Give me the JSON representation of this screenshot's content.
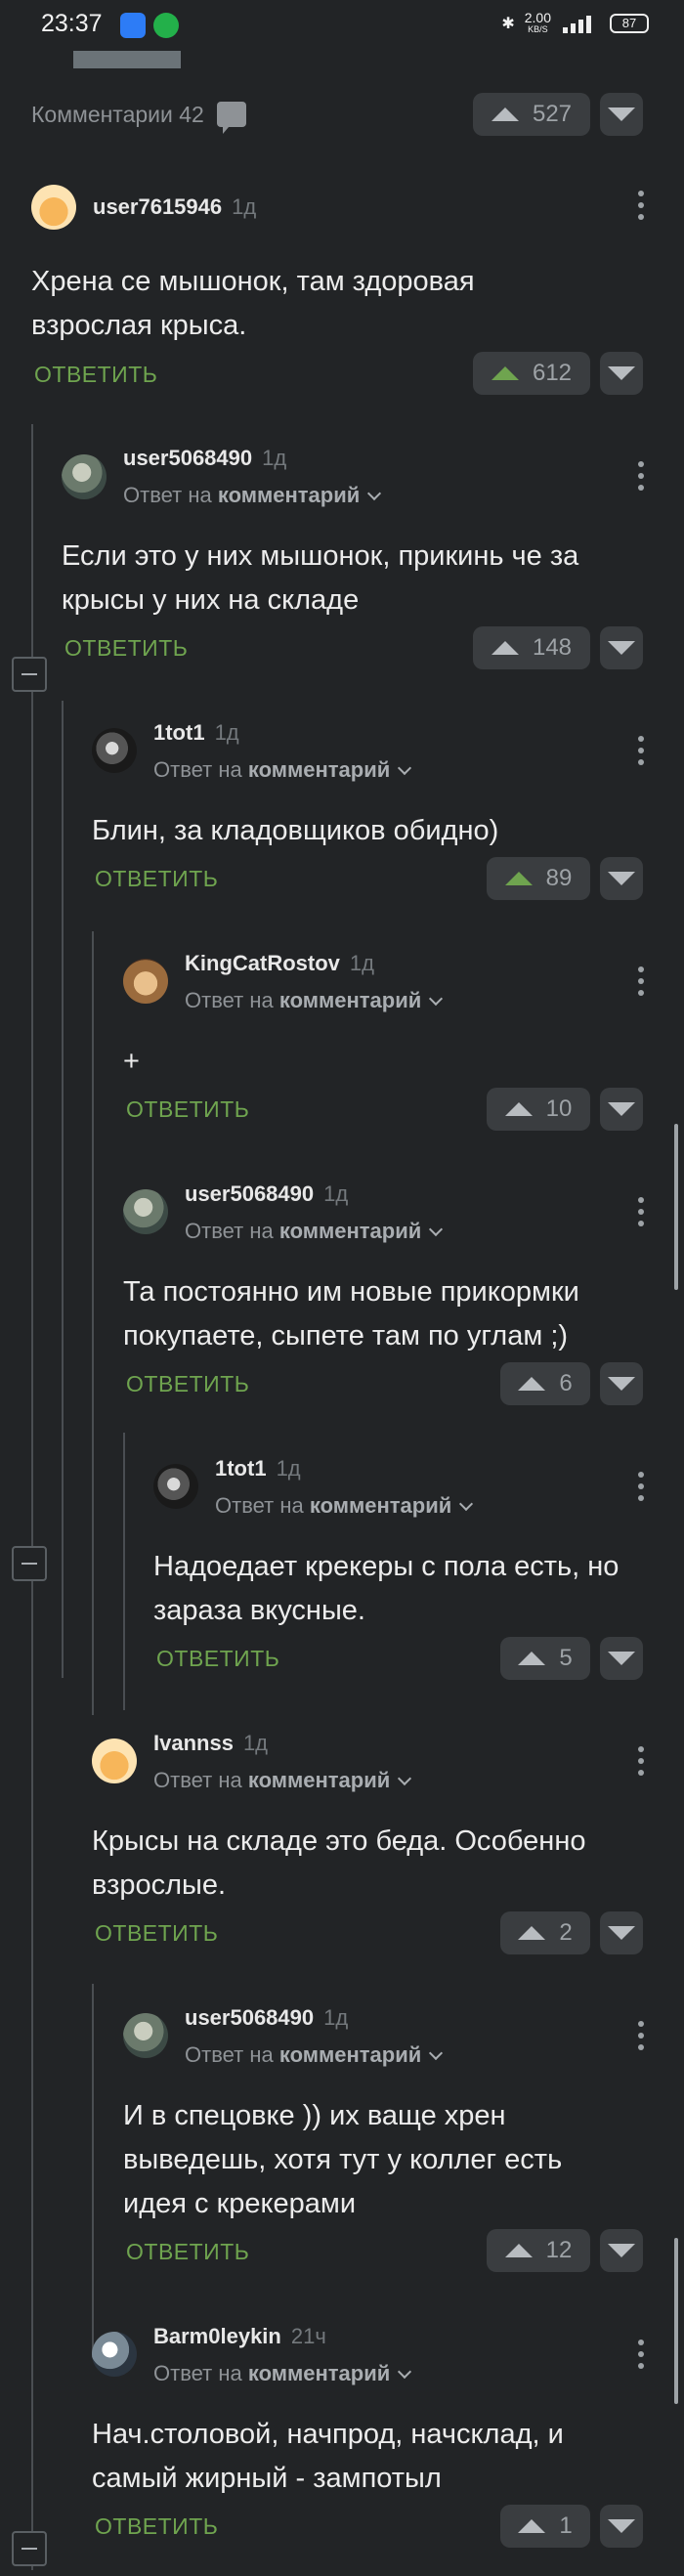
{
  "status_bar": {
    "time": "23:37",
    "net_speed": "2.00",
    "net_unit": "KB/S",
    "battery": "87"
  },
  "header": {
    "comments_label": "Комментарии 42",
    "votes_up": "527"
  },
  "reply_label": "ОТВЕТИТЬ",
  "reply_to_prefix": "Ответ на",
  "reply_to_target": "комментарий",
  "comments": [
    {
      "user": "user7615946",
      "age": "1д",
      "text": "Хрена се мышонок, там здоровая взрослая крыса.",
      "votes": "612"
    },
    {
      "user": "user5068490",
      "age": "1д",
      "text": "Если это у них мышонок, прикинь че за крысы у них на складе",
      "votes": "148"
    },
    {
      "user": "1tot1",
      "age": "1д",
      "text": "Блин, за кладовщиков обидно)",
      "votes": "89"
    },
    {
      "user": "KingCatRostov",
      "age": "1д",
      "text": "+",
      "votes": "10"
    },
    {
      "user": "user5068490",
      "age": "1д",
      "text": "Та постоянно им новые прикормки покупаете, сыпете там по углам ;)",
      "votes": "6"
    },
    {
      "user": "1tot1",
      "age": "1д",
      "text": "Надоедает крекеры с пола есть, но зараза вкусные.",
      "votes": "5"
    },
    {
      "user": "Ivannss",
      "age": "1д",
      "text": "Крысы на складе это беда. Особенно взрослые.",
      "votes": "2"
    },
    {
      "user": "user5068490",
      "age": "1д",
      "text": "И в спецовке )) их ваще хрен выведешь, хотя тут у коллег есть идея с крекерами",
      "votes": "12"
    },
    {
      "user": "Barm0leykin",
      "age": "21ч",
      "text": "Нач.столовой, начпрод, начсклад, и самый жирный - зампотыл",
      "votes": "1"
    }
  ]
}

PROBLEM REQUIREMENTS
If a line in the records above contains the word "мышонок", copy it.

OUTPUT OF THE EXERCISE
      "text": "Хрена се мышонок, там здоровая взрослая крыса.",
      "text": "Если это у них мышонок, прикинь че за крысы у них на складе",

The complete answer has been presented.